Top positive review
3 of 3 people found this helpful
on 16 March 2014
First published in 1965, Elizabeth Jane Howard's fourth novel 'After Julius' focuses on the family of Julius Grace, the story beginning twenty years after the death of Julius, who was shot and killed during the evacuation of troops from Dunkirk in 1940. Esme, Julius's widow, is fifty eight when we first meet her; she lives alone in Sussex and enjoys her comfortable home and pretty garden. She has two daughters living in a shared flat in London: the stunningly beautiful Cressida (Cressy), a concert pianist, who is in her late thirties; and the quietly attractive Emma, who is in her late twenties and works for the family firm of publishers. Cressy, who was widowed during the war after a very brief marriage, has a string of unsatisfactory relationships behind her and is, at present, involved in an unhappy affair with a married man; Emma, is very wary of men and has just begun a friendship with Daniel, a practically penniless poet who is published by Emma's firm, and who is from a rather different section of the social scale to the upper-middle-class Graces. In addition, we meet Doctor Felix King, a middle-aged man who, when he was in his twenties, had an affair with Esme whilst Julius was still alive, and now home from working abroad, wants to meet up with Esme whom he has not seen for twenty years. (No spoilers, we learn all of this fairly early on in the novel). One weekend, all of these characters, and a few additional extras (one of them a disastrous surprise for at least one member of the family) congregate at Esme's home where, at the dinner party from hell, some rather surprising home truths are revealed and where we learn more about what actually happened to Julius.
Beautifully written and with some wonderful descriptions of situation and setting, this novel is a pleasure to read. Elizabeth Jane Howard deftly contrasts the comfortable Grace family home, with the rather dilapidated London flat rented by the two girls with its leaky roof and bathroom painted the colour of tinned peas, and there are some lovely descriptions of the natural world. The author portrays her characters with sensitivity and although, with the amount of characters appearing in this book, it is difficult to get to know them particularly well, I very much enjoyed reading about all of them - even Esme's housekeeper's cowardly cat who was too scared to catch anything but butterflies.
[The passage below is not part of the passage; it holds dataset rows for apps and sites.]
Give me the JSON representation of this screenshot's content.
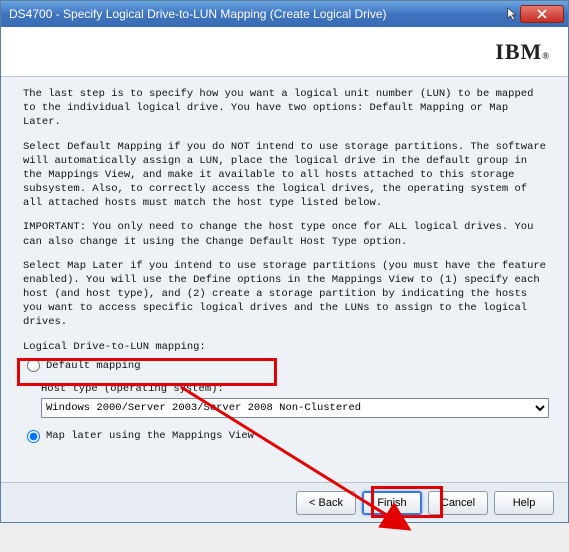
{
  "window": {
    "title": "DS4700 - Specify Logical Drive-to-LUN Mapping (Create Logical Drive)"
  },
  "brand": {
    "logo": "IBM"
  },
  "body": {
    "p1": "The last step is to specify how you want a logical unit number (LUN) to be mapped to the individual logical drive. You have two options: Default Mapping or Map Later.",
    "p2": "Select Default Mapping if you do NOT intend to use storage partitions. The software will automatically assign a LUN, place the logical drive in the default group in the Mappings View, and make it available to all hosts attached to this storage subsystem. Also, to correctly access the logical drives, the operating system of all attached hosts must match the host type listed below.",
    "p3": "IMPORTANT: You only need to change the host type once for ALL logical drives. You can also change it using the Change Default Host Type option.",
    "p4": "Select Map Later if you intend to use storage partitions (you must have the feature enabled). You will use the Define options in the Mappings View to (1) specify each host (and host type), and (2) create a storage partition by indicating the hosts you want to access specific logical drives and the LUNs to assign to the logical drives."
  },
  "form": {
    "section_label": "Logical Drive-to-LUN mapping:",
    "default_mapping_label": "Default mapping",
    "host_type_label": "Host type (operating system):",
    "host_type_value": "Windows 2000/Server 2003/Server 2008 Non-Clustered",
    "map_later_label": "Map later using the Mappings View"
  },
  "footer": {
    "back": "< Back",
    "finish": "Finish",
    "cancel": "Cancel",
    "help": "Help"
  }
}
Written with perception, elegance and with a certain gentle irony, I found this novel an enjoyable and very entertaining read. Recommended.